Belonging to the Myrtle family of trees and plant species - the ripe leathery leaves are picked and steam distilled. With small bouquets of white flowers, the highly fragrant and aromatic, evergreen tree native to the Caribbean region grows from 8 - 12 metres in height. Other local names it is known by are West Indian Bay, Bay Rum, Myrica, Wild Cinnamon, and Bay Leaf (not to be mistaken with Laurus nobilis, or otherwise known as Laurel Leaf)
After flowering, a small black pea-like inedible fruit follow, the bay rum (used for cologne) and essential oil itself are toxic and should not be ingested. When the tree is of 5 years and older, the leaves are removed and the oil is then extracted. The oil offers a warm, sweet, fresh, spicy aroma, reminiscent of Clove somewhat.
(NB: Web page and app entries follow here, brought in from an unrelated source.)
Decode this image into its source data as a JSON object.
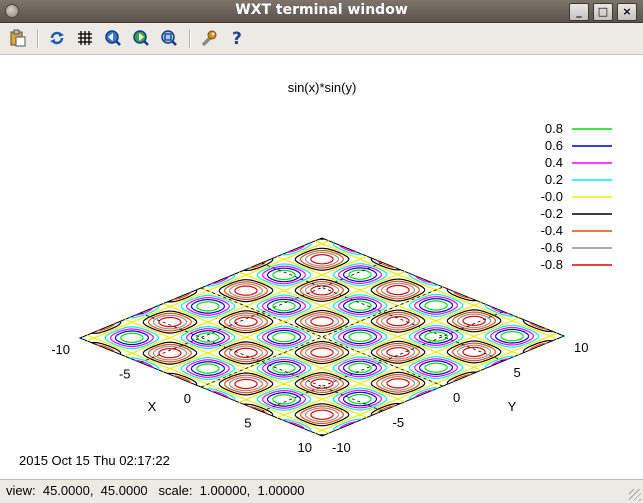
{
  "window": {
    "title": "WXT terminal window",
    "minimize_label": "_",
    "maximize_label": "□",
    "close_label": "×"
  },
  "toolbar": {
    "buttons": [
      {
        "name": "copy-to-clipboard-button",
        "icon": "clipboard-icon"
      },
      {
        "name": "replot-button",
        "icon": "refresh-icon"
      },
      {
        "name": "toggle-grid-button",
        "icon": "grid-icon"
      },
      {
        "name": "previous-zoom-button",
        "icon": "zoom-previous-icon"
      },
      {
        "name": "next-zoom-button",
        "icon": "zoom-next-icon"
      },
      {
        "name": "autoscale-button",
        "icon": "zoom-fit-icon"
      },
      {
        "name": "options-button",
        "icon": "wrench-icon"
      },
      {
        "name": "help-button",
        "icon": "help-icon"
      }
    ]
  },
  "plot": {
    "title": "sin(x)*sin(y)",
    "timestamp": "2015 Oct 15 Thu 02:17:22",
    "x_axis_label": "X",
    "y_axis_label": "Y",
    "x_ticks": [
      "-10",
      "-5",
      "0",
      "5",
      "10"
    ],
    "y_ticks": [
      "-10",
      "-5",
      "0",
      "5",
      "10"
    ]
  },
  "chart_data": {
    "type": "contour",
    "title": "sin(x)*sin(y)",
    "function": "sin(x)*sin(y)",
    "xlabel": "X",
    "ylabel": "Y",
    "xlim": [
      -10,
      10
    ],
    "ylim": [
      -10,
      10
    ],
    "view": [
      45,
      45
    ],
    "grid": true,
    "legend_position": "top-right",
    "levels": [
      {
        "label": "0.8",
        "value": 0.8,
        "color": "#00dd00"
      },
      {
        "label": "0.6",
        "value": 0.6,
        "color": "#0000cc"
      },
      {
        "label": "0.4",
        "value": 0.4,
        "color": "#ee00ee"
      },
      {
        "label": "0.2",
        "value": 0.2,
        "color": "#00eeee"
      },
      {
        "label": "-0.0",
        "value": 0.0,
        "color": "#eeee00"
      },
      {
        "label": "-0.2",
        "value": -0.2,
        "color": "#000000"
      },
      {
        "label": "-0.4",
        "value": -0.4,
        "color": "#e05000"
      },
      {
        "label": "-0.6",
        "value": -0.6,
        "color": "#909090"
      },
      {
        "label": "-0.8",
        "value": -0.8,
        "color": "#dd0000"
      }
    ]
  },
  "statusbar": {
    "text": "view:  45.0000,  45.0000   scale:  1.00000,  1.00000"
  }
}
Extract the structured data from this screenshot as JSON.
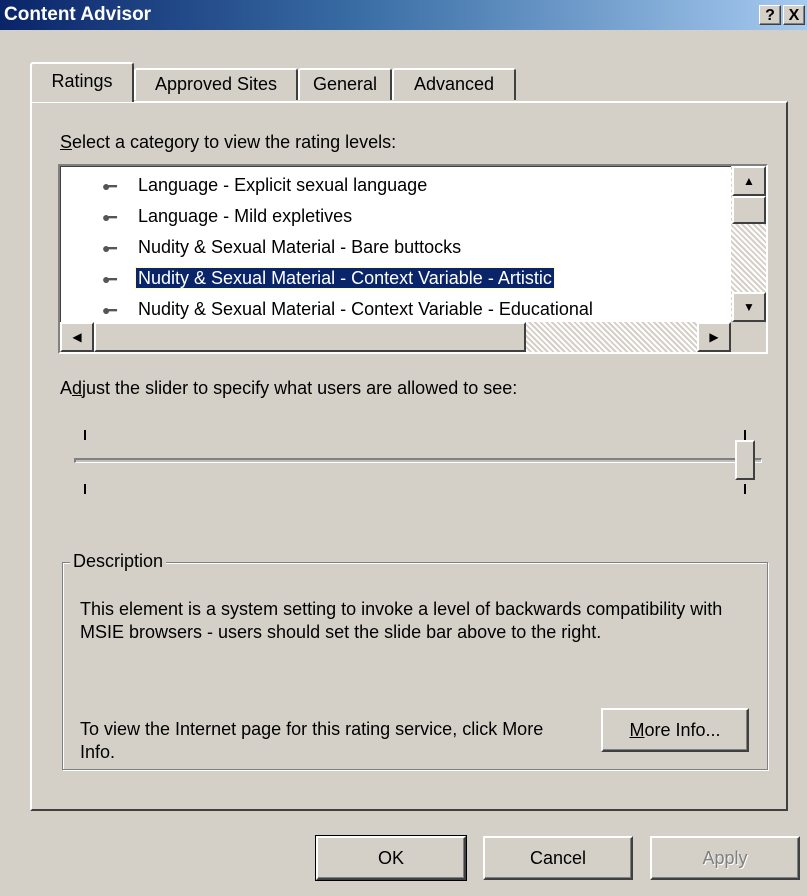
{
  "window": {
    "title": "Content Advisor",
    "help_glyph": "?",
    "close_glyph": "X"
  },
  "tabs": [
    "Ratings",
    "Approved Sites",
    "General",
    "Advanced"
  ],
  "active_tab": "Ratings",
  "category_label": {
    "accel": "S",
    "rest": "elect a category to view the rating levels:"
  },
  "categories": [
    {
      "label": "Language - Explicit sexual language",
      "selected": false
    },
    {
      "label": "Language - Mild expletives",
      "selected": false
    },
    {
      "label": "Nudity & Sexual Material - Bare buttocks",
      "selected": false
    },
    {
      "label": "Nudity & Sexual Material - Context Variable - Artistic",
      "selected": true
    },
    {
      "label": "Nudity & Sexual Material - Context Variable - Educational",
      "selected": false
    }
  ],
  "scroll_glyphs": {
    "up": "▲",
    "down": "▼",
    "left": "◀",
    "right": "▶"
  },
  "slider_label": {
    "pre": "A",
    "accel": "d",
    "rest": "just the slider to specify what users are allowed to see:"
  },
  "slider": {
    "level": 1.0
  },
  "description": {
    "legend": "Description",
    "text": "This element is a system setting to invoke a level of backwards compatibility with MSIE browsers - users should set the slide bar above to the right.",
    "more_info_text": "To view the Internet page for this rating service, click More Info.",
    "more_info_button": {
      "accel": "M",
      "rest": "ore Info..."
    }
  },
  "buttons": {
    "ok": "OK",
    "cancel": "Cancel",
    "apply": "Apply"
  },
  "colors": {
    "selection": "#0a246a",
    "face": "#d4d0c8",
    "title_start": "#0a246a",
    "title_end": "#a6caf0"
  }
}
With pain relieving properties, this essential oil is traditionally used to relieve muscle cramps and aches. Effective antiseptic for the respiratory system, rheumatism, neuralgia, muscular pain, circulation problems, colds, flu, dental infection, diarrhea and skin infections. Commonly used as a hair tonic, which helps to stimulate the scalp, prevents dandruff and restores damaged and uncared hair, and even encourage hair growth. It also encourages, creativity, performance and stimulation.
Safety Precautions : Flammable.
Blends well with : Bergamot, Black Pepper, Cardamom, Cinnamon, Clove, Coriander, Eucalyptus, Frankincense, Geranium, Ginger, Grapefruit, Lavender, Lemon, Mandarin, Nutmeg, Orange, Petitgrain, Rosemary, Sandalwood and Ylang Ylang.
FACT : The leaves have been traditionally used in cooking with a variety of exotic dishes and tea preparation. The leaves were also used in and around the home - to fragrance rooms and to also ward off insects as a common insect repellent. Bay Oil used to be a key ingredient of Bay Rum (a combination of rum and water) and similar aftershave lotions and colognes, now commonly replaced by ulterior formulations. A favourite choice of insect repellency.